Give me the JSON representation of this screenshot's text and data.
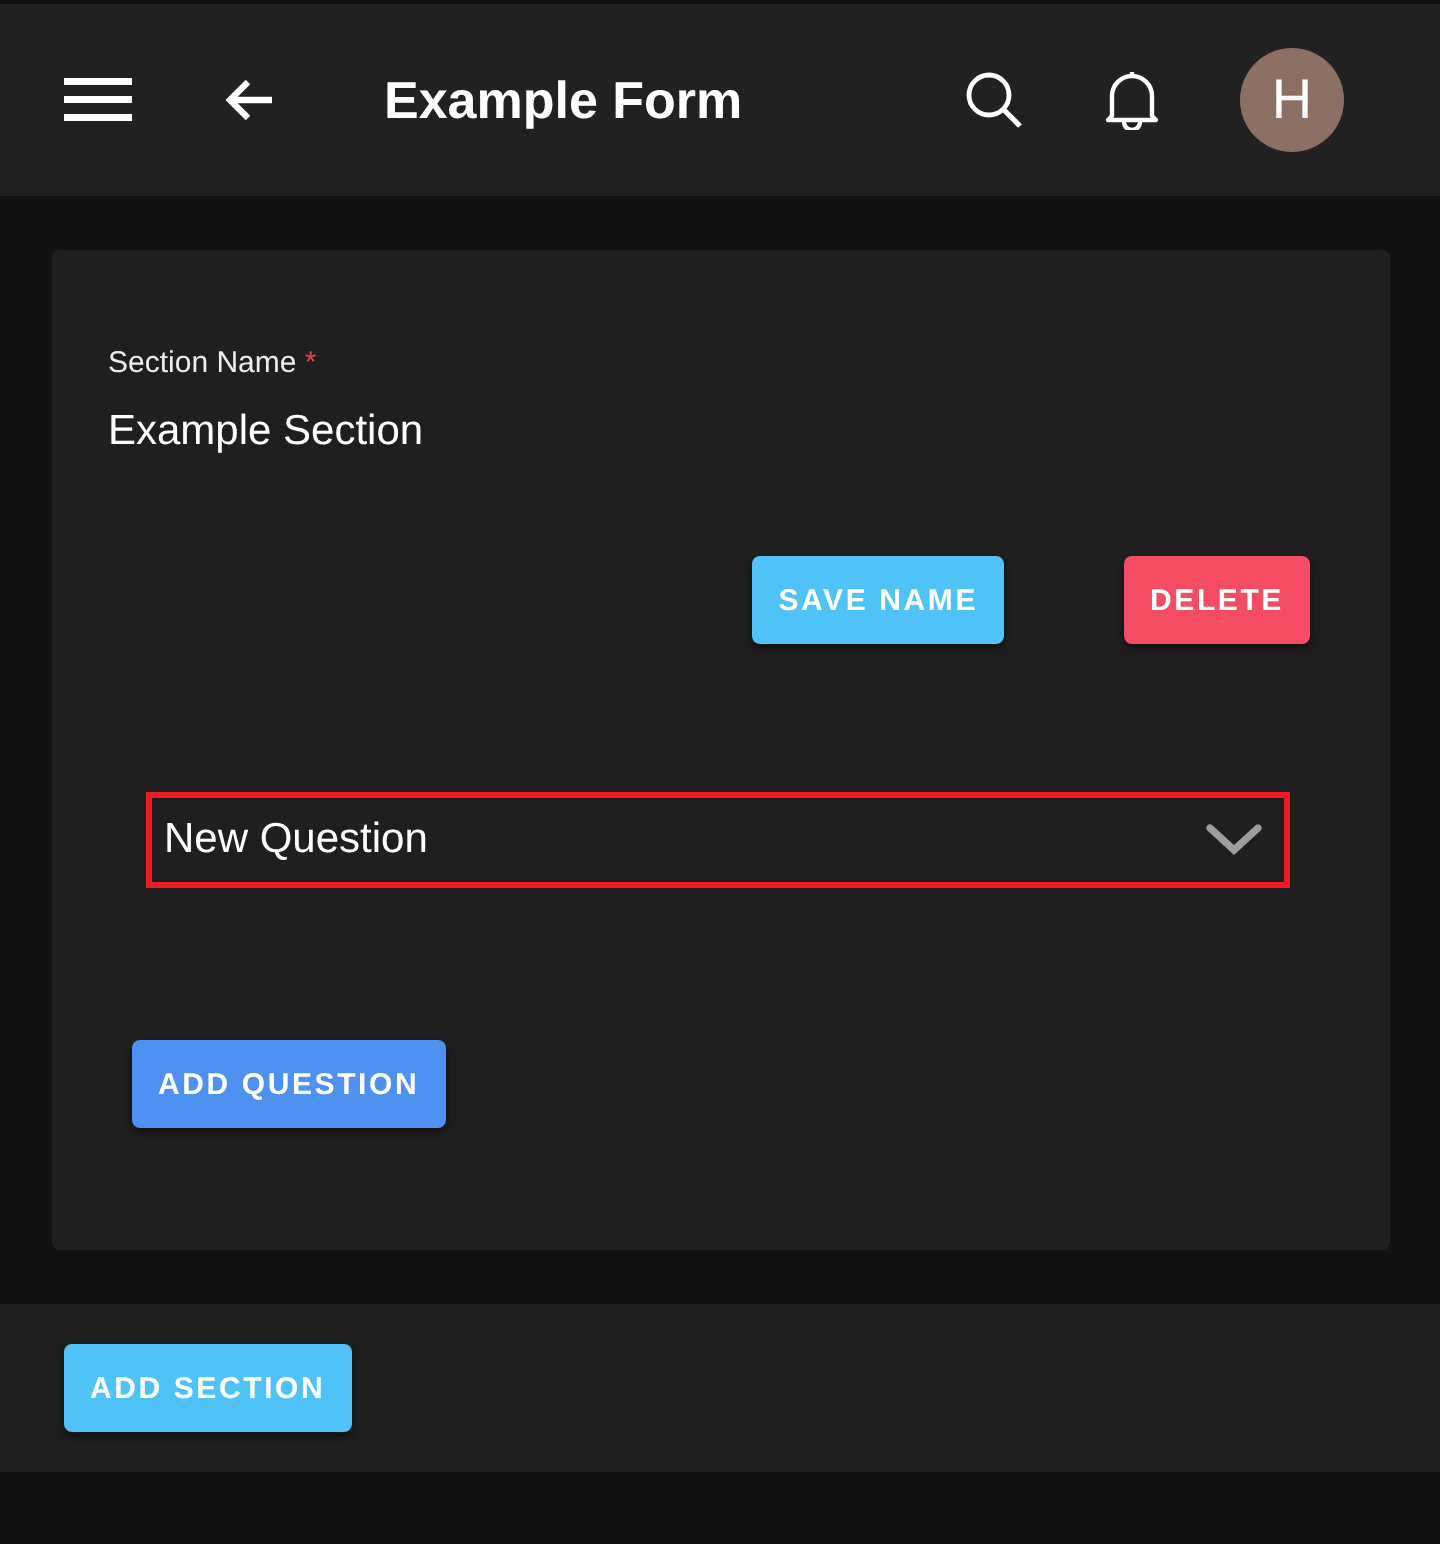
{
  "app_bar": {
    "title": "Example Form",
    "avatar_letter": "H"
  },
  "section": {
    "label": "Section Name",
    "required_mark": "*",
    "value": "Example Section",
    "buttons": [
      {
        "label": "SAVE NAME",
        "kind": "save"
      },
      {
        "label": "DELETE",
        "kind": "danger"
      }
    ],
    "questions": [
      {
        "title": "New Question",
        "expanded": false,
        "highlighted": true
      }
    ],
    "add_question": "ADD QUESTION"
  },
  "add_section": "ADD SECTION"
}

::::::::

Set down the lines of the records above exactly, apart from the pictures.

Give me the JSON representation of this screenshot's text and data.
{
  "app_bar": {
    "title": "Example Form",
    "avatar_letter": "H"
  },
  "section": {
    "label": "Section Name",
    "required_mark": "*",
    "value": "Example Section",
    "buttons": [
      {
        "label": "SAVE NAME",
        "kind": "save"
      },
      {
        "label": "DELETE",
        "kind": "danger"
      }
    ],
    "questions": [
      {
        "title": "New Question",
        "expanded": false,
        "highlighted": true
      }
    ],
    "add_question": "ADD QUESTION"
  },
  "add_section": "ADD SECTION"
}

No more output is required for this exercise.